_Stored records:_
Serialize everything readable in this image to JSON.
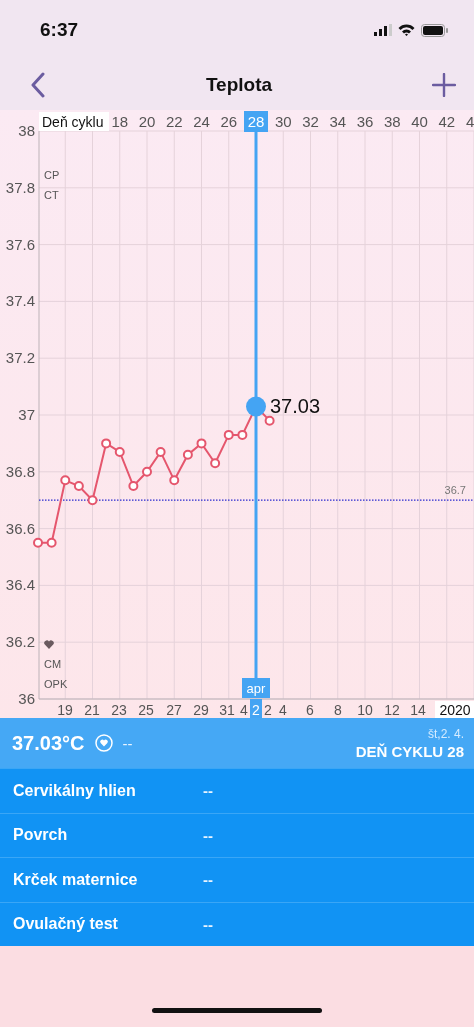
{
  "status_bar": {
    "time": "6:37"
  },
  "nav": {
    "title": "Teplota"
  },
  "chart": {
    "axis_title": "Deň cyklu",
    "top_markers": [
      "CP",
      "CT"
    ],
    "bottom_markers": [
      "CM",
      "OPK"
    ],
    "edge_tick": "4",
    "month_label": "apr",
    "date_labels": [
      {
        "label": "19",
        "selected": false
      },
      {
        "label": "21",
        "selected": false
      },
      {
        "label": "23",
        "selected": false
      },
      {
        "label": "25",
        "selected": false
      },
      {
        "label": "27",
        "selected": false
      },
      {
        "label": "29",
        "selected": false
      },
      {
        "label": "31",
        "selected": false
      },
      {
        "label": "4",
        "selected": false
      },
      {
        "label": "2",
        "selected": true
      },
      {
        "label": "2",
        "selected": false
      },
      {
        "label": "4",
        "selected": false
      },
      {
        "label": "6",
        "selected": false
      },
      {
        "label": "8",
        "selected": false
      },
      {
        "label": "10",
        "selected": false
      },
      {
        "label": "12",
        "selected": false
      },
      {
        "label": "14",
        "selected": false
      },
      {
        "label": "2020",
        "selected": false
      }
    ],
    "chart_data": {
      "type": "line",
      "xlim": [
        12,
        44
      ],
      "ylim": [
        36,
        38
      ],
      "x": [
        12,
        13,
        14,
        15,
        16,
        17,
        18,
        19,
        20,
        21,
        22,
        23,
        24,
        25,
        26,
        27,
        28,
        29
      ],
      "grid": true,
      "series": [
        {
          "color": "#e5566d",
          "marker": "o",
          "values": [
            36.55,
            36.55,
            36.77,
            36.75,
            36.7,
            36.9,
            36.87,
            36.75,
            36.8,
            36.87,
            36.77,
            36.86,
            36.9,
            36.83,
            36.93,
            36.93,
            37.03,
            36.98
          ]
        }
      ],
      "yticks": [
        {
          "value": 36,
          "label": "36"
        },
        {
          "value": 36.2,
          "label": "36.2"
        },
        {
          "value": 36.4,
          "label": "36.4"
        },
        {
          "value": 36.6,
          "label": "36.6"
        },
        {
          "value": 36.8,
          "label": "36.8"
        },
        {
          "value": 37,
          "label": "37"
        },
        {
          "value": 37.2,
          "label": "37.2"
        },
        {
          "value": 37.4,
          "label": "37.4"
        },
        {
          "value": 37.6,
          "label": "37.6"
        },
        {
          "value": 37.8,
          "label": "37.8"
        },
        {
          "value": 38,
          "label": "38"
        }
      ],
      "xticks": [
        18,
        20,
        22,
        24,
        26,
        28,
        30,
        32,
        34,
        36,
        38,
        40,
        42
      ],
      "annotations": [
        {
          "x": 28,
          "y": 37.03,
          "text": "37.03"
        }
      ],
      "ref_lines": [
        {
          "axis": "y",
          "value": 36.7,
          "label": "36.7"
        },
        {
          "axis": "x",
          "value": 28
        }
      ]
    }
  },
  "summary": {
    "temperature": "37.03°C",
    "sex": "--",
    "date": "št,2. 4.",
    "cycle_day": "DEŇ CYKLU 28"
  },
  "rows": [
    {
      "label": "Cervikálny hlien",
      "value": "--"
    },
    {
      "label": "Povrch",
      "value": "--"
    },
    {
      "label": "Krček maternice",
      "value": "--"
    },
    {
      "label": "Ovulačný test",
      "value": "--"
    }
  ]
}
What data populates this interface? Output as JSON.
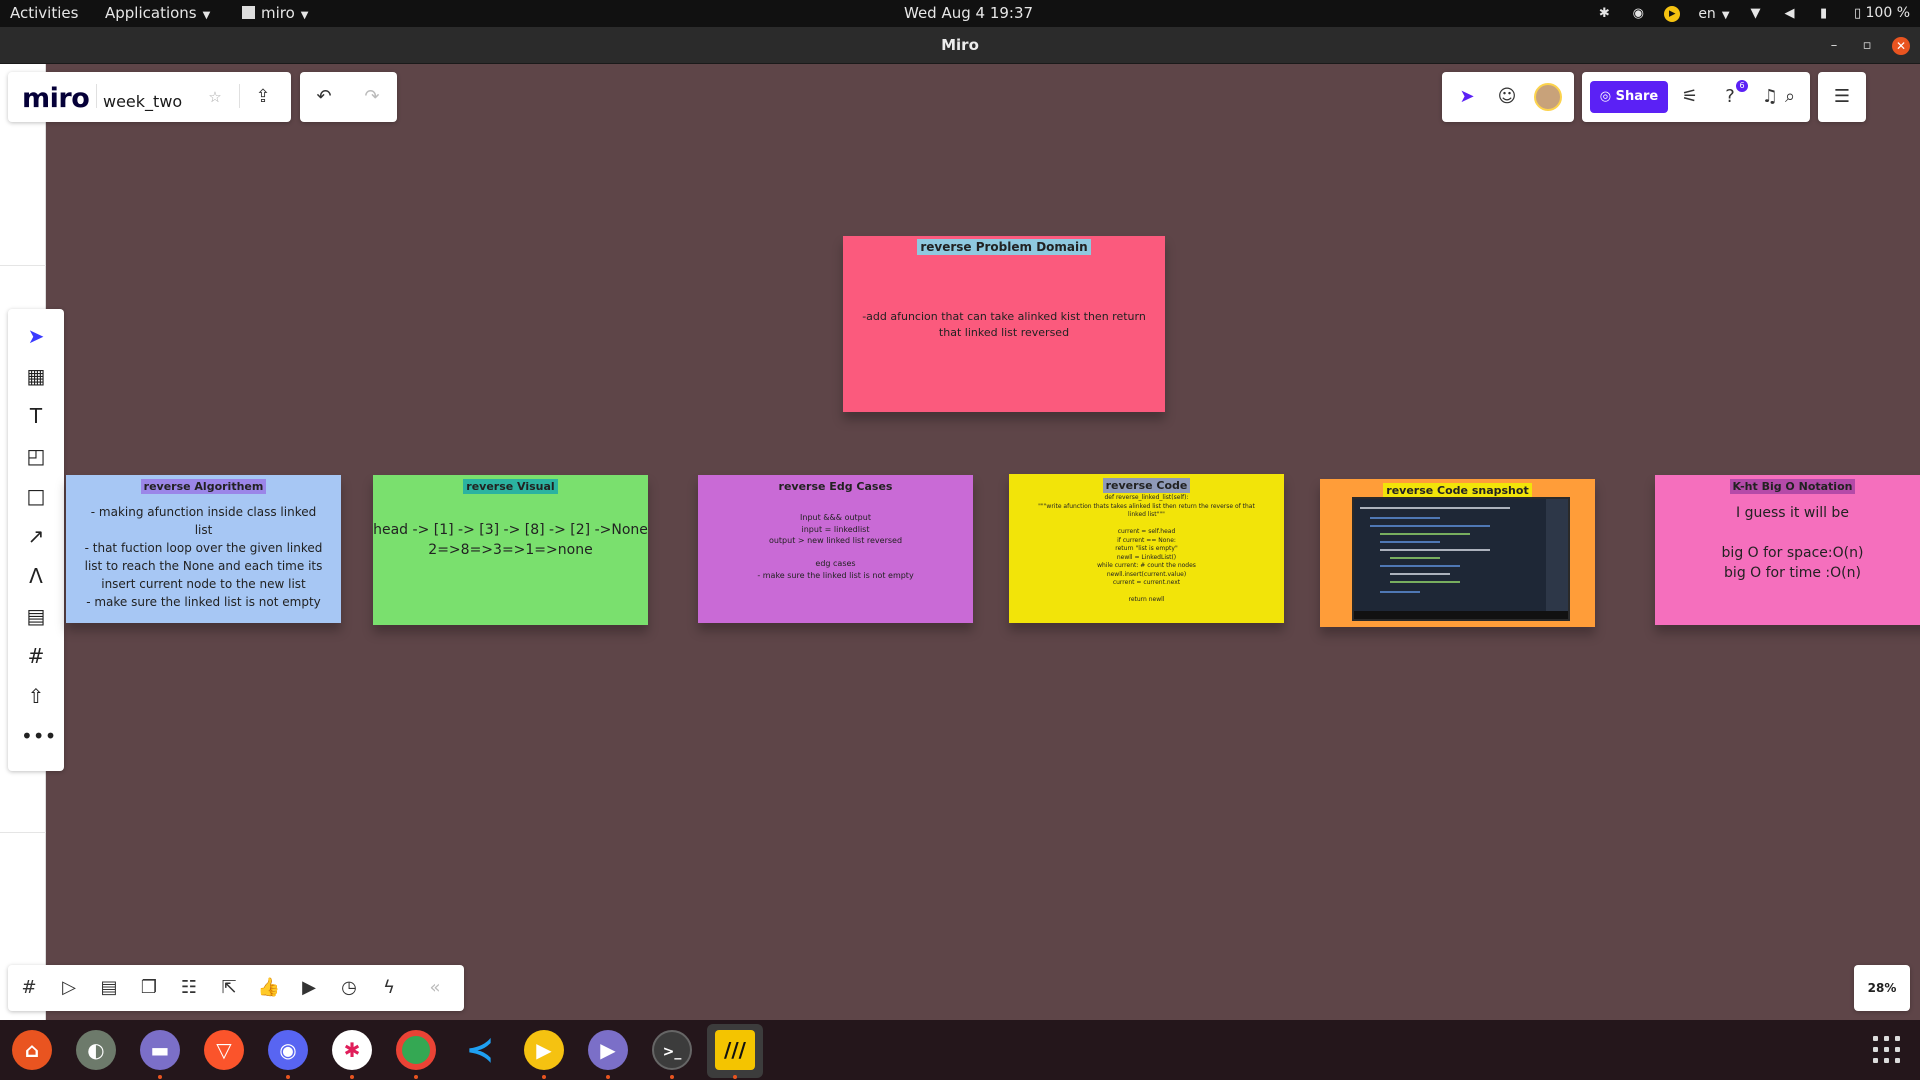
{
  "topbar": {
    "activities": "Activities",
    "applications": "Applications",
    "app_name": "miro",
    "clock": "Wed Aug 4  19:37",
    "language": "en",
    "battery": "100 %"
  },
  "window": {
    "title": "Miro"
  },
  "board": {
    "logo": "miro",
    "name": "week_two",
    "share_label": "Share",
    "help_badge": "6",
    "zoom": "28%"
  },
  "notes": [
    {
      "header": "reverse Problem Domain",
      "body": "-add afuncion that can take alinked kist then return\nthat linked list reversed",
      "color": "#fb5a7d"
    },
    {
      "header": "reverse Algorithem",
      "body": "- making afunction inside class linked\nlist\n- that fuction loop over the given linked\nlist to reach the None and each time its\ninsert current node to the new list\n- make sure the linked list is not empty",
      "color": "#a7c7f4"
    },
    {
      "header": "reverse Visual",
      "body": "head -> [1] -> [3] -> [8] -> [2] ->None\n2=>8=>3=>1=>none",
      "color": "#7ae06e"
    },
    {
      "header": "reverse Edg Cases",
      "body": "Input &&& output\ninput = linkedlist\noutput > new linked list reversed\n\nedg cases\n- make sure the linked list is not empty",
      "color": "#c96ad6"
    },
    {
      "header": "reverse Code",
      "body": "def reverse_linked_list(self):\n\"\"\"write afunction thats takes alinked list then return the reverse of that\nlinked list\"\"\"\n\ncurrent = self.head\nif current == None:\nreturn \"list is empty\"\nnewll = LinkedList()\nwhile current: # count the nodes\nnewll.insert(current.value)\ncurrent = current.next\n\nreturn newll",
      "color": "#f2e409"
    },
    {
      "header": "reverse Code snapshot",
      "body": "",
      "color": "#ff9d39"
    },
    {
      "header": "K-ht Big O Notation",
      "body": "I guess it will be\n\nbig O for space:O(n)\nbig O for time :O(n)",
      "color": "#f56fbd"
    }
  ],
  "colors": {
    "canvas": "#5e4548",
    "share_button": "#5b21f5",
    "topbar": "#111111",
    "dock": "#24161b"
  },
  "icons": {
    "toolbar": [
      "select-cursor-icon",
      "templates-icon",
      "text-icon",
      "sticky-note-icon",
      "shape-icon",
      "connection-line-icon",
      "pen-icon",
      "comment-icon",
      "frame-icon",
      "upload-icon",
      "more-icon"
    ],
    "bottom": [
      "frames-icon",
      "presentation-icon",
      "comments-icon",
      "card-icon",
      "kanban-icon",
      "share-screen-icon",
      "voting-icon",
      "video-icon",
      "timer-icon",
      "apps-icon",
      "collapse-icon"
    ],
    "dock": [
      "ubuntu-software-icon",
      "toggle-app-icon",
      "files-icon",
      "brave-icon",
      "discord-icon",
      "slack-icon",
      "chrome-icon",
      "vscode-icon",
      "media-player-icon",
      "video-player-icon",
      "terminal-icon",
      "miro-icon"
    ]
  }
}
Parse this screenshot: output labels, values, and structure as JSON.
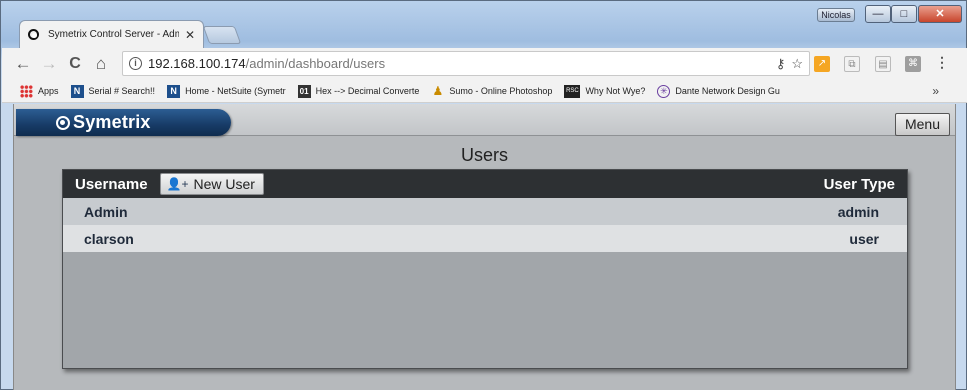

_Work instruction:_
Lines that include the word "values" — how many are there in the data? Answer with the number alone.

_Written solution:_
2